  • around 50 staff are at risk of redundancy.

After a staff announcement at CPP in York on Wednesday, that redundancy process is now underway.

The move comes less than a month after the company revealed it had sold its Holgate Park building to growing music retailer Gear4Music for £5.3 million.

‘An unsettling time’

Jason Walsh, CEO of CPP Group, issued this statement:

CPP is a global organisation and as part of our growth plans for the company, we have announced a re-design that puts more ownership and resources into our country businesses, which will enable them to realise the huge potential that exists in our current markets and beyond.

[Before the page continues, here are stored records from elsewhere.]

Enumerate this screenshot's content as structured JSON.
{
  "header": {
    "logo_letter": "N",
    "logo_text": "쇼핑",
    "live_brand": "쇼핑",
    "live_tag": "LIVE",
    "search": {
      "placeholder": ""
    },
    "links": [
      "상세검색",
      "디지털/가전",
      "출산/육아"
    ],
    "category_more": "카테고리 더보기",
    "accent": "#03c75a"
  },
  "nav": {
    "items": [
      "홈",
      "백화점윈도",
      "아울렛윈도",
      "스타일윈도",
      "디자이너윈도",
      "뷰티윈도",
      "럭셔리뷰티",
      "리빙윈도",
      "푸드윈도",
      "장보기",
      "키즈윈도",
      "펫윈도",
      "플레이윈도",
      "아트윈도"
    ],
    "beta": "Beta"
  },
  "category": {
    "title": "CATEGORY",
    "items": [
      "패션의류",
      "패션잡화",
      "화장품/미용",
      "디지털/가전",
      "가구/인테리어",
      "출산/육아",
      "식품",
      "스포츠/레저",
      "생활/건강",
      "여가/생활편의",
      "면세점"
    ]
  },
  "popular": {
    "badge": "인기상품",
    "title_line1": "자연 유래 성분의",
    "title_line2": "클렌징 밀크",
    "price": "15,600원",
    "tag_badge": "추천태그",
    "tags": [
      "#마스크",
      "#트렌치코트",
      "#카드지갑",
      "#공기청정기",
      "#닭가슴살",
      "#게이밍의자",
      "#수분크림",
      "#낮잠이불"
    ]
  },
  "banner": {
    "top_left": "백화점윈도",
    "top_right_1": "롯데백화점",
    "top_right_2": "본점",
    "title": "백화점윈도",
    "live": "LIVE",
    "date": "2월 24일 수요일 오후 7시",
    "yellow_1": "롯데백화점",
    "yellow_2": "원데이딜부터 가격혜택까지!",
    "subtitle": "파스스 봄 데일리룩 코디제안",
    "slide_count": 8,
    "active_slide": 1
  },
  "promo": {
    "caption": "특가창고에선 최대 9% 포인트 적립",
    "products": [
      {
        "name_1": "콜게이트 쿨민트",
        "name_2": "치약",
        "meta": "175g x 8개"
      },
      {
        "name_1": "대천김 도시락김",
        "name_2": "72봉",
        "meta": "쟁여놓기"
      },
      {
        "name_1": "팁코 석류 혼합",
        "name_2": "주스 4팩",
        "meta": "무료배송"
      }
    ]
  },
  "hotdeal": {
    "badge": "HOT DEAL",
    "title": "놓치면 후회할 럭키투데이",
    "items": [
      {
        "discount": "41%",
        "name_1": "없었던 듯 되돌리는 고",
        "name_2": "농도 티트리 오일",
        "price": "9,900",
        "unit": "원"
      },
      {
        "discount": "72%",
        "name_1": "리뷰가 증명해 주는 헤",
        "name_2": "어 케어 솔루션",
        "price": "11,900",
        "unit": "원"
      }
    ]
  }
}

We have also recently announced plans to relocate our Corporate Centre to a new office in the centre of Leeds.

As we bring about these changes, a number of roles based in our York offices are at risk of redundancy and we are currently consulting with our colleagues regarding the options available to them.

Whilst I appreciate this is an unsettling time for some and we are focused on supporting those impacted, these changes will enable us to organise ourselves in a way that will give all of our countries the freedom, autonomy and support to deliver long term growth and profitability.

Latest jobs blow

Queen Elizabeth II Barracks in Strensall. Photograph © Google Street View

The decision by CPP to move the most prestigious part of its business from York to Leeds is the latest economic blow to the city.

Earlier this year personal injury litigators Minster Law announced it was quitting York by November, taking 300 jobs with it.

And under Ministry of Defence cutbacks both Imphal Barracks in York and Queen Elizabeth Barracks at Strensall will close, with many hundreds more jobs leaving the city.

CPP – which stood for Card Protection Plan – moved to York in 1998, and at one point employed more than 1,000 people in the city.

But it was hit by a policy mis-selling scandal. In 2012 the Financial Conduct Authority fined the company for mis-selling identity theft insurance and card protection plans.

This was believed to have affected seven million customers, and a £1.3 billion compensation fund had to be set up.